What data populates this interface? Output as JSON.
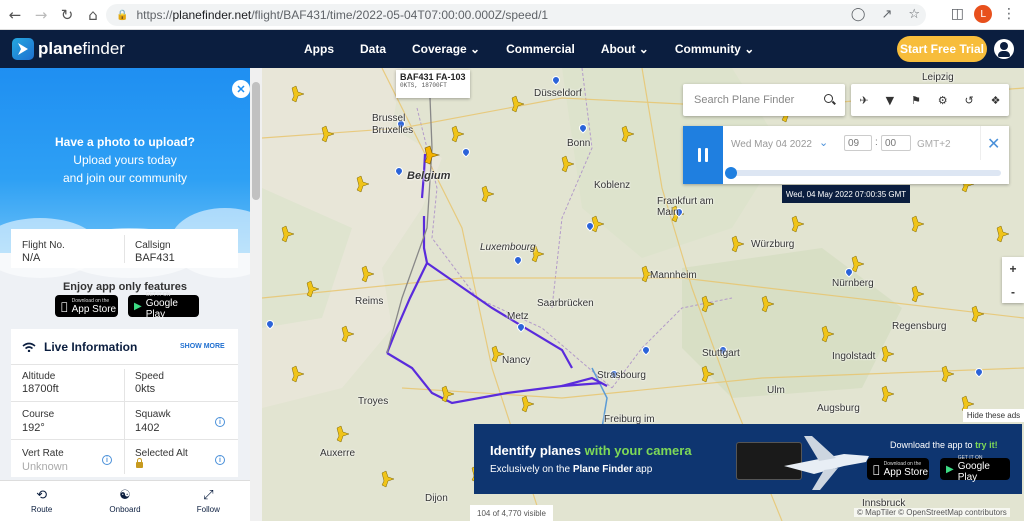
{
  "browser": {
    "url_prefix": "https://",
    "url_host": "planefinder.net",
    "url_path": "/flight/BAF431/time/2022-05-04T07:00:00.000Z/speed/1",
    "profile_initial": "L"
  },
  "header": {
    "logo_plane": "plane",
    "logo_finder": "finder",
    "nav": [
      "Apps",
      "Data",
      "Coverage ⌄",
      "Commercial",
      "About ⌄",
      "Community ⌄"
    ],
    "trial_button": "Start Free Trial"
  },
  "promo": {
    "title": "Have a photo to upload?",
    "line1": "Upload yours today",
    "line2": "and join our community",
    "close": "✕"
  },
  "flight": {
    "flight_no_label": "Flight No.",
    "flight_no_value": "N/A",
    "callsign_label": "Callsign",
    "callsign_value": "BAF431"
  },
  "app_features": {
    "heading": "Enjoy app only features",
    "app_store_small": "Download on the",
    "app_store": "App Store",
    "google_play_small": "GET IT ON",
    "google_play": "Google Play"
  },
  "live": {
    "heading": "Live Information",
    "show_more": "SHOW MORE",
    "altitude_label": "Altitude",
    "altitude_value": "18700ft",
    "speed_label": "Speed",
    "speed_value": "0kts",
    "course_label": "Course",
    "course_value": "192°",
    "squawk_label": "Squawk",
    "squawk_value": "1402",
    "vert_rate_label": "Vert Rate",
    "vert_rate_value": "Unknown",
    "selected_alt_label": "Selected Alt"
  },
  "bottom_tabs": {
    "route": "Route",
    "onboard": "Onboard",
    "follow": "Follow"
  },
  "map": {
    "search_placeholder": "Search Plane Finder",
    "date": "Wed May 04 2022",
    "hour": "09",
    "minute": "00",
    "timezone": "GMT+2",
    "time_tooltip": "Wed, 04 May 2022 07:00:35 GMT",
    "flight_label": "BAF431 FA-103",
    "flight_sub": "0KTS, 18700FT",
    "zoom_in": "+",
    "zoom_out": "-",
    "hide_ads": "Hide these ads",
    "visible_count": "104 of 4,770 visible",
    "attribution": "© MapTiler © OpenStreetMap contributors",
    "playback_progress": 0.0,
    "cities": [
      "Düsseldorf",
      "Brussel",
      "Bruxelles",
      "Belgium",
      "Bonn",
      "Koblenz",
      "Frankfurt am Main",
      "Luxembourg",
      "Würzburg",
      "Mannheim",
      "Saarbrücken",
      "Nürnberg",
      "Metz",
      "Reims",
      "Nancy",
      "Stuttgart",
      "Ingolstadt",
      "Regensburg",
      "Strasbourg",
      "Troyes",
      "Ulm",
      "Augsburg",
      "Freiburg im",
      "Auxerre",
      "Dijon",
      "Leipzig",
      "Innsbruck"
    ]
  },
  "ad": {
    "title_a": "Identify planes ",
    "title_b": "with your camera",
    "sub_a": "Exclusively on the ",
    "sub_b": "Plane Finder",
    "sub_c": " app",
    "dl_a": "Download the app to ",
    "dl_b": "try it!"
  },
  "colors": {
    "header_bg": "#0b1e3f",
    "accent": "#1f7fe0",
    "trial": "#f7bd3b",
    "flight_path": "#5a2bdc",
    "plane": "#f0c419"
  }
}
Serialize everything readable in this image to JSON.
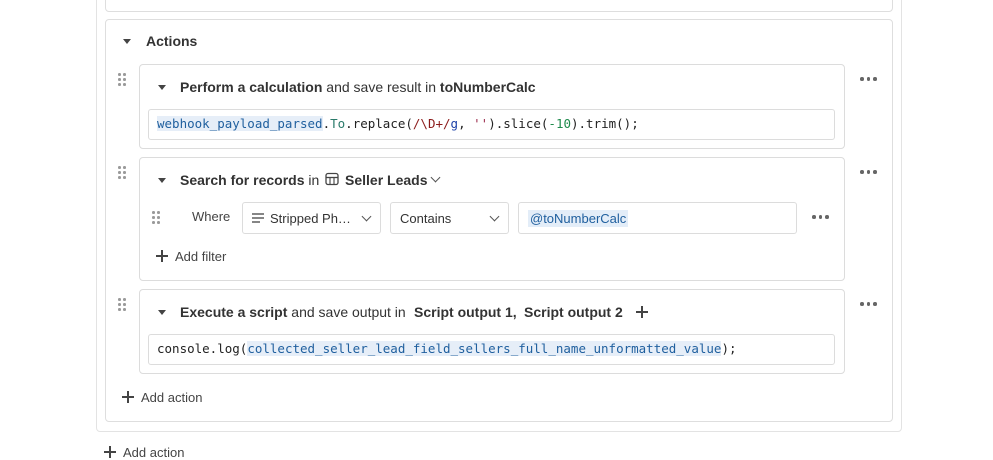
{
  "actions_section": {
    "title": "Actions"
  },
  "calculation_action": {
    "heading_bold": "Perform a calculation",
    "heading_mid": "and save result in",
    "heading_target": "toNumberCalc",
    "code": {
      "var": "webhook_payload_parsed",
      "dot1": ".",
      "prop": "To",
      "call1": ".replace(",
      "re_open": "/\\D+/",
      "re_flag": "g",
      "comma": ", ",
      "str": "''",
      "call2": ").slice(",
      "num": "-10",
      "call3": ").trim();"
    }
  },
  "search_action": {
    "heading_bold": "Search for records",
    "heading_mid": "in",
    "table_name": "Seller Leads",
    "filter": {
      "where_label": "Where",
      "field": "Stripped Ph…",
      "operator": "Contains",
      "value": "@toNumberCalc"
    },
    "add_filter_label": "Add filter"
  },
  "script_action": {
    "heading_bold": "Execute a script",
    "heading_mid": "and save output in",
    "output1": "Script output 1,",
    "output2": "Script output 2",
    "code": {
      "prefix": "console.log(",
      "var": "collected_seller_lead_field_sellers_full_name_unformatted_value",
      "suffix": ");"
    }
  },
  "add_action_label": "Add action",
  "bottom_cut_label": "Add action"
}
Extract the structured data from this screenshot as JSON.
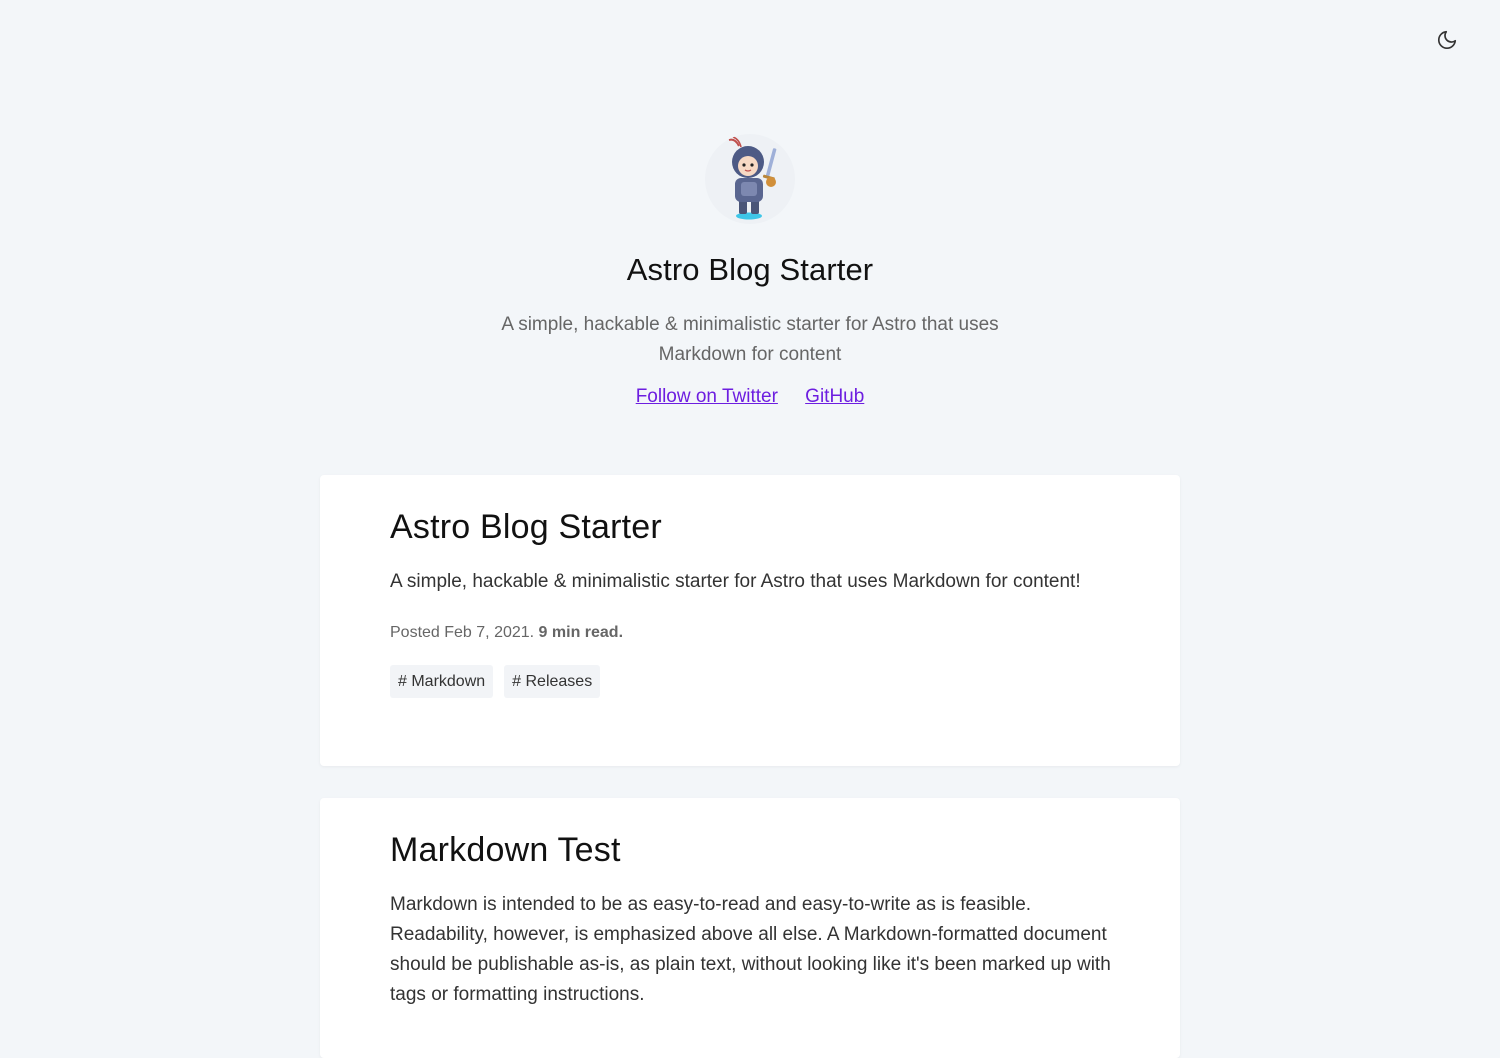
{
  "header": {
    "theme_toggle_icon": "moon-icon"
  },
  "hero": {
    "avatar_icon": "astronaut-avatar",
    "title": "Astro Blog Starter",
    "description": "A simple, hackable & minimalistic starter for Astro that uses Markdown for content",
    "links": [
      {
        "label": "Follow on Twitter"
      },
      {
        "label": "GitHub"
      }
    ],
    "link_color": "#6d1ee0"
  },
  "posts": [
    {
      "title": "Astro Blog Starter",
      "excerpt": "A simple, hackable & minimalistic starter for Astro that uses Markdown for content!",
      "posted_prefix": "Posted Feb 7, 2021. ",
      "read_time": "9 min read.",
      "tags": [
        "# Markdown",
        "# Releases"
      ]
    },
    {
      "title": "Markdown Test",
      "excerpt": "Markdown is intended to be as easy-to-read and easy-to-write as is feasible. Readability, however, is emphasized above all else. A Markdown-formatted document should be publishable as-is, as plain text, without looking like it's been marked up with tags or formatting instructions."
    }
  ]
}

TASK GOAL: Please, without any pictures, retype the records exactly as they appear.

FINISHED EXERCISE:
What data populates this interface? Output as JSON.
{
  "browser": {
    "url_prefix": "https://",
    "url_host": "planefinder.net",
    "url_path": "/flight/BAF431/time/2022-05-04T07:00:00.000Z/speed/1",
    "profile_initial": "L"
  },
  "header": {
    "logo_plane": "plane",
    "logo_finder": "finder",
    "nav": [
      "Apps",
      "Data",
      "Coverage ⌄",
      "Commercial",
      "About ⌄",
      "Community ⌄"
    ],
    "trial_button": "Start Free Trial"
  },
  "promo": {
    "title": "Have a photo to upload?",
    "line1": "Upload yours today",
    "line2": "and join our community",
    "close": "✕"
  },
  "flight": {
    "flight_no_label": "Flight No.",
    "flight_no_value": "N/A",
    "callsign_label": "Callsign",
    "callsign_value": "BAF431"
  },
  "app_features": {
    "heading": "Enjoy app only features",
    "app_store_small": "Download on the",
    "app_store": "App Store",
    "google_play_small": "GET IT ON",
    "google_play": "Google Play"
  },
  "live": {
    "heading": "Live Information",
    "show_more": "SHOW MORE",
    "altitude_label": "Altitude",
    "altitude_value": "18700ft",
    "speed_label": "Speed",
    "speed_value": "0kts",
    "course_label": "Course",
    "course_value": "192°",
    "squawk_label": "Squawk",
    "squawk_value": "1402",
    "vert_rate_label": "Vert Rate",
    "vert_rate_value": "Unknown",
    "selected_alt_label": "Selected Alt"
  },
  "bottom_tabs": {
    "route": "Route",
    "onboard": "Onboard",
    "follow": "Follow"
  },
  "map": {
    "search_placeholder": "Search Plane Finder",
    "date": "Wed May 04 2022",
    "hour": "09",
    "minute": "00",
    "timezone": "GMT+2",
    "time_tooltip": "Wed, 04 May 2022 07:00:35 GMT",
    "flight_label": "BAF431 FA-103",
    "flight_sub": "0KTS, 18700FT",
    "zoom_in": "+",
    "zoom_out": "-",
    "hide_ads": "Hide these ads",
    "visible_count": "104 of 4,770 visible",
    "attribution": "© MapTiler © OpenStreetMap contributors",
    "playback_progress": 0.0,
    "cities": [
      "Düsseldorf",
      "Brussel",
      "Bruxelles",
      "Belgium",
      "Bonn",
      "Koblenz",
      "Frankfurt am Main",
      "Luxembourg",
      "Würzburg",
      "Mannheim",
      "Saarbrücken",
      "Nürnberg",
      "Metz",
      "Reims",
      "Nancy",
      "Stuttgart",
      "Ingolstadt",
      "Regensburg",
      "Strasbourg",
      "Troyes",
      "Ulm",
      "Augsburg",
      "Freiburg im",
      "Auxerre",
      "Dijon",
      "Leipzig",
      "Innsbruck"
    ]
  },
  "ad": {
    "title_a": "Identify planes ",
    "title_b": "with your camera",
    "sub_a": "Exclusively on the ",
    "sub_b": "Plane Finder",
    "sub_c": " app",
    "dl_a": "Download the app to ",
    "dl_b": "try it!"
  },
  "colors": {
    "header_bg": "#0b1e3f",
    "accent": "#1f7fe0",
    "trial": "#f7bd3b",
    "flight_path": "#5a2bdc",
    "plane": "#f0c419"
  }
}
Serialize everything readable in this image to JSON.
{
  "actions_section": {
    "title": "Actions"
  },
  "calculation_action": {
    "heading_bold": "Perform a calculation",
    "heading_mid": "and save result in",
    "heading_target": "toNumberCalc",
    "code": {
      "var": "webhook_payload_parsed",
      "dot1": ".",
      "prop": "To",
      "call1": ".replace(",
      "re_open": "/\\D+/",
      "re_flag": "g",
      "comma": ", ",
      "str": "''",
      "call2": ").slice(",
      "num": "-10",
      "call3": ").trim();"
    }
  },
  "search_action": {
    "heading_bold": "Search for records",
    "heading_mid": "in",
    "table_name": "Seller Leads",
    "filter": {
      "where_label": "Where",
      "field": "Stripped Ph…",
      "operator": "Contains",
      "value": "@toNumberCalc"
    },
    "add_filter_label": "Add filter"
  },
  "script_action": {
    "heading_bold": "Execute a script",
    "heading_mid": "and save output in",
    "output1": "Script output 1,",
    "output2": "Script output 2",
    "code": {
      "prefix": "console.log(",
      "var": "collected_seller_lead_field_sellers_full_name_unformatted_value",
      "suffix": ");"
    }
  },
  "add_action_label": "Add action",
  "bottom_cut_label": "Add action"
}
Extract the structured data from this screenshot as JSON.
{
  "header": {
    "theme_toggle_icon": "moon-icon"
  },
  "hero": {
    "avatar_icon": "astronaut-avatar",
    "title": "Astro Blog Starter",
    "description": "A simple, hackable & minimalistic starter for Astro that uses Markdown for content",
    "links": [
      {
        "label": "Follow on Twitter"
      },
      {
        "label": "GitHub"
      }
    ],
    "link_color": "#6d1ee0"
  },
  "posts": [
    {
      "title": "Astro Blog Starter",
      "excerpt": "A simple, hackable & minimalistic starter for Astro that uses Markdown for content!",
      "posted_prefix": "Posted Feb 7, 2021. ",
      "read_time": "9 min read.",
      "tags": [
        "# Markdown",
        "# Releases"
      ]
    },
    {
      "title": "Markdown Test",
      "excerpt": "Markdown is intended to be as easy-to-read and easy-to-write as is feasible. Readability, however, is emphasized above all else. A Markdown-formatted document should be publishable as-is, as plain text, without looking like it's been marked up with tags or formatting instructions."
    }
  ]
}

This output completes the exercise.